First off, these sparrows are named for their white throats. They've got a patch of white along their throat that is bordered by a crisp black line -- really making the white throat pop. Secondly, these birds have yellow lores. The lores are the areas on either side of the face, above the beak and by the eyes.

In the photo above, you can see this white-throated sparrow is missing all of his tail feathers.

On April 21, a white-throated sparrow narrowly escaped death after being pawed at by a dog. Luckily, the dog's owner was able to restrain his dog, and brought the bird to VINS for care. Songbirds have a neat feature to help them escape predators: their tails pull out easily, so when a predator tries to grab the bird, the tail feathers are often pulled out while the bird flies away to safety.
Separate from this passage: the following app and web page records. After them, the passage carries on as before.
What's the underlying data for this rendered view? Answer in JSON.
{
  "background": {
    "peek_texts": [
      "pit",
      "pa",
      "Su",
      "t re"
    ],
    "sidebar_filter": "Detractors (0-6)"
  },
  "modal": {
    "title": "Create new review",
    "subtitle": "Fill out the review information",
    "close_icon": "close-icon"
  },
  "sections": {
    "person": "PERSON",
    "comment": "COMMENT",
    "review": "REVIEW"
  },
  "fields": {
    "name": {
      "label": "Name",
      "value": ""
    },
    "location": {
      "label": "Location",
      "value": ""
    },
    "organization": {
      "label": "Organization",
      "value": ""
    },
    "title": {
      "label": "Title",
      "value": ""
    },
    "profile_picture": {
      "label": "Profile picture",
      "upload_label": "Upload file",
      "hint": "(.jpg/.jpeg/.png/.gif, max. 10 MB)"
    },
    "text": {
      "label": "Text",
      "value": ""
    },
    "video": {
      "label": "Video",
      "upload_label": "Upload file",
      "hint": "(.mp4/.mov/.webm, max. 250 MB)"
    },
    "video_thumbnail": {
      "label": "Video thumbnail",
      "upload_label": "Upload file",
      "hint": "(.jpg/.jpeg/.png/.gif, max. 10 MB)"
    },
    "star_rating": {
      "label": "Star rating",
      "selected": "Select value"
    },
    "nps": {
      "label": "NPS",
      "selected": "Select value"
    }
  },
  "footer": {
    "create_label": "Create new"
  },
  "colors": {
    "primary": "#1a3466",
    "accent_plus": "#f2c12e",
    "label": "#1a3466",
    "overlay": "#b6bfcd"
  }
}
Such was the case for this little guy, who is missing every single one of his tail feathers. He sustained no bite wounds or scratches... just a drafty behind.

The good news is the sparrow is eating well, flying about his mesh enclosure superbly and has a bright, energetic attitude. We'll keep this rumpless wonder with us until we can be assured he'll fly well in the wild.

Thursday, May 6, 2010

Recipe for Amazing Summer Camp Experience

By Beth Roy, Camp Programs Manager and School Programs Coordinator

Take 8 individuals with a passion for the environment and education.
Sprinkle in 4 masters degrees and 7 bachelors degrees. Include a heaping scoop of more than 45 years of combined experience. And what do you get? VINS’ Nature Camp staff for the summer of 2010!

One of the most important roles I play as Camp Programs Manager is in the hiring of our camp staff each year. This years’ hiring process was truly a delight. As I interviewed individuals it became clear to me that I had the potential to pull together an amazingly qualified staff. Now that the hiring process is complete, I am planning the camp curricula in more detail. This year’s highly experienced staff will allow me to offer new and exciting offerings each camp week. The 2010 VINS Nature Camp staff men and women have a host of skills that will ensure a fun, safe and educational summer for children.
  • 4 of our 8 staff have previous experience in the VINS Nature Camp Program.
  • 3 have wilderness first aid experience.
  • 2 are certified lifeguards.
  • All our staff are required to be certified in first aid and CPR.
  • All have had experience in other residential and day camp programs.
To see a full listing of our Nature Camp staff, download a PDF of their bios. To learn all about this summer’s VINS Nature Camps including online registration, please visit our website's camp information page or call 802-359-5000, ext. 221. Scholarships are available. We hope to see you in camp this summer!

Wednesday, May 5, 2010

Look For It Now: Trillium

Look For It Now is a new weekly series on the VINS Nature blog. Each post will feature something in nature (be it a bird, a flower, a bug, a tree, etc.) that you can find (blooming, blossoming, breeding, nesting, etc.) right now in nature. We hope our Look For It Now series will inspire you to get out into nature and look around. There's so much to see!

This week: trillium.

Trillium is a native spring perennial in Vermont and much of North America. It's easy to identify with its 3 large leafy bracts, topped with a 3-petaled flower, which may be maroon or white in Vermont. These shade-loving plants can be found in moist wooded areas, often along roadsides and on the forest floor. Trillium's season is coming to a close, so get outside and look for it now! (Photo by Meghan Oliver)